The men have been separated from the boys. As the ‘boys’ who have now been eliminated embark on the summer holidays, the ‘men’ continue their journey to be crowned European Champions. But what have we seen and learned from the group stages and what does this tell us about what to expect in the next 2 weeks?
Prior to the tournament, all of the talk was about Spain’s possession game, Germany’s power game, The French quick counter attacks and the Dutch’s ‘Total Football’ approach. However, after two weeks of thrills and spills, there are several different talking points in the bars around the world.
Sure, Spain have dominated possession (2,289 total passes in 3 games) and the German’s have looked powerful (14 straight wins in last 14 competitive games). Do Spain lack a cherry on the top of their otherwise quite delicious passing game by playing without a striker and do Germany have the ability to cope with a team who do not go toe to toe with them physically? Without doubt, these are the two front-runners to lift the trophy however…
But what happened to the Dutch? Are too many players fatigued from the club seasons? Are they simply a team of talented individual’s who cannot play together due to their egos and different views? One thing is for sure, after their unexpected early exit, the ‘Total Football’ approach may need to be taken back to the drawing board…and fast!
As for the French, they have not yet set the world alight with their attacking firecrackers have they? Perhaps this is due to a lack of identity. On one hand the French have some fantastic attacking options who offer flair and pace. On the other hand, they want to take a page out of the Spanish book and simply keep the ball away from the opposition. At some point within the next two weeks, they may have to take the shackles off, take a few risks and play to win, not to not lose. Limiting Karim Benzema to 17 shots with none being clear scoring opportunities may be something that could cost Le Bleus in the knockout stages.
Speaking of playing not to lose, that brings us to the English. “If we can just scrape through the first two games and wait for Wayne to come back we will be ok”. That appeared to be the approach taken by Roy Hodgson and his players. And for all of the critism and negative feedback from press and fans alike, there is no arguing it worked. Now what though? Will the English team bus be parked in the parking lot for Sunday’s game or will it continue to be parked in front of Joe Hart’s goal in the hope that Wayne and his questionable hair cut can work his magic again at the other end of the field.

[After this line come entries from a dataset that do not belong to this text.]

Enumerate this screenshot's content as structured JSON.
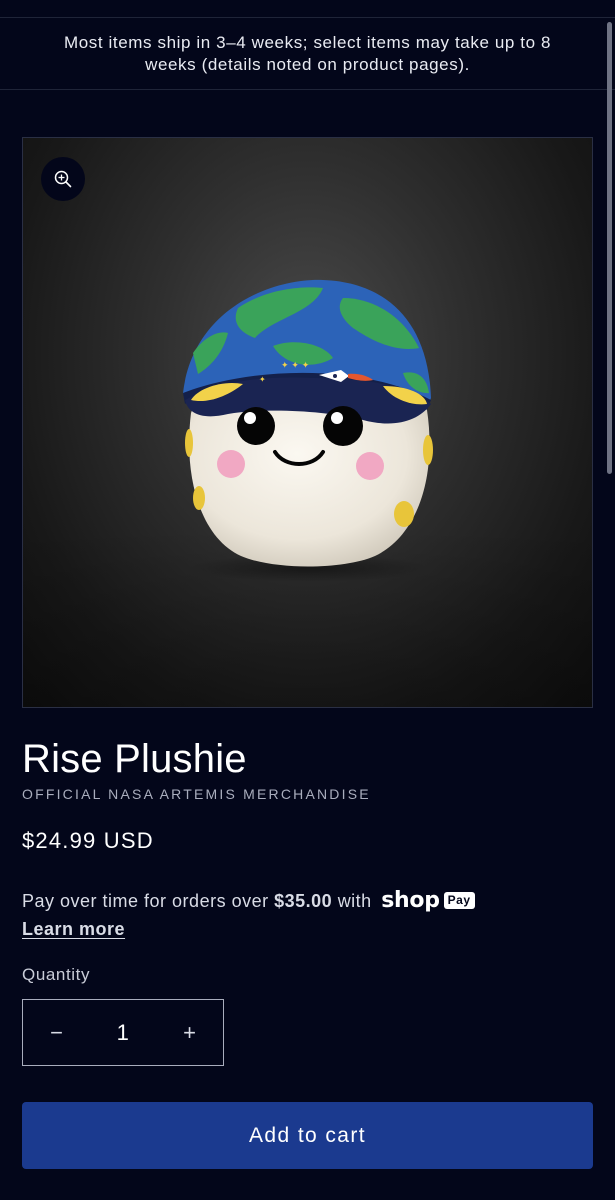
{
  "announcement": {
    "text": "Most items ship in 3–4 weeks; select items may take up to 8 weeks (details noted on product pages)."
  },
  "product": {
    "title": "Rise Plushie",
    "vendor": "OFFICIAL NASA ARTEMIS MERCHANDISE",
    "price": "$24.99 USD",
    "image_subject": "white moon plushie with blue-green Earth cap, yellow spots and smiling face"
  },
  "installments": {
    "prefix": "Pay over time for orders over",
    "threshold": "$35.00",
    "suffix": "with",
    "shop_word": "shop",
    "pay_word": "Pay",
    "learn_more": "Learn more"
  },
  "quantity": {
    "label": "Quantity",
    "value": "1",
    "decrease_symbol": "−",
    "increase_symbol": "+"
  },
  "cart": {
    "add_label": "Add to cart"
  },
  "icons": {
    "zoom": "zoom-in-icon",
    "minus": "minus-icon",
    "plus": "plus-icon"
  },
  "colors": {
    "background": "#03061a",
    "button": "#1b3a8f",
    "text": "#ffffff",
    "muted": "#a9adbd"
  }
}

Someone who know a little bit about working his magic so far this tournament is Portugal’s Cristiano Ronaldo. After a drab opening game, ‘Ronny’ changed into his pink and white scoring boots and set the team alight. With a total of 30 attempts on goal in just 4 games, he is on track to being the Portuguese’s LeBron James. However, as electric as their attack may be, the Portuguese defense may need a jump-start against a more technical, tricky and imaginative opponent. When Pepe cannot simply use his physique, but instead rely on his brain to defend, the Portuguese may be in a spot of bother.
Now for the Elephant in the room…Penalties. With the knock-out stages now underway, it is almost inevitable that at least one of the games in the next two weeks will be taken to the little white spot 12 yards out. But is this the right way to end a game? After 2 hours of combat on the field and months of preparation, is it right for the fate of a nation to come down to one kick of a soccer ball which has been argued to be no more then a lucky punt? Surely, there must be an alternative to decide a winner of one of the biggest games in world football. Perhaps we simply let the two teams play until a winning goal is scored. Or how about we let the two teams continue to play and after every 5 minutes over Extra-Time, one player from each team is removed from the field.
Whatever your preference, the next two weeks will no doubt provide some heart stopping moments, some awe inspiring performances and some crushing disappointments. Football remains, and always will be, the ‘Beautiful Old Game.’
But I leave you with this. As other sports around the world evolve, and introduce new and exciting ways to ensure that winning and losing becomes fairer, should we not be questioning the “Beautiful Old Game’ and its traditional structure after what we have witnessed so far in Euro 2012? Should we not be more open to introducing new ideas, fresh structures and innovative technology to move with the times? When so much money is riding on the modern game and so much pressure resting on one kick of a ball, should we not be more concerned with the “Beautiful Modern Game?”
Tom Butler is the New England Regional Manager for Youth Elite Soccer, and an avid fan of football and football fashion. Contact him at firstname.lastname@example.org.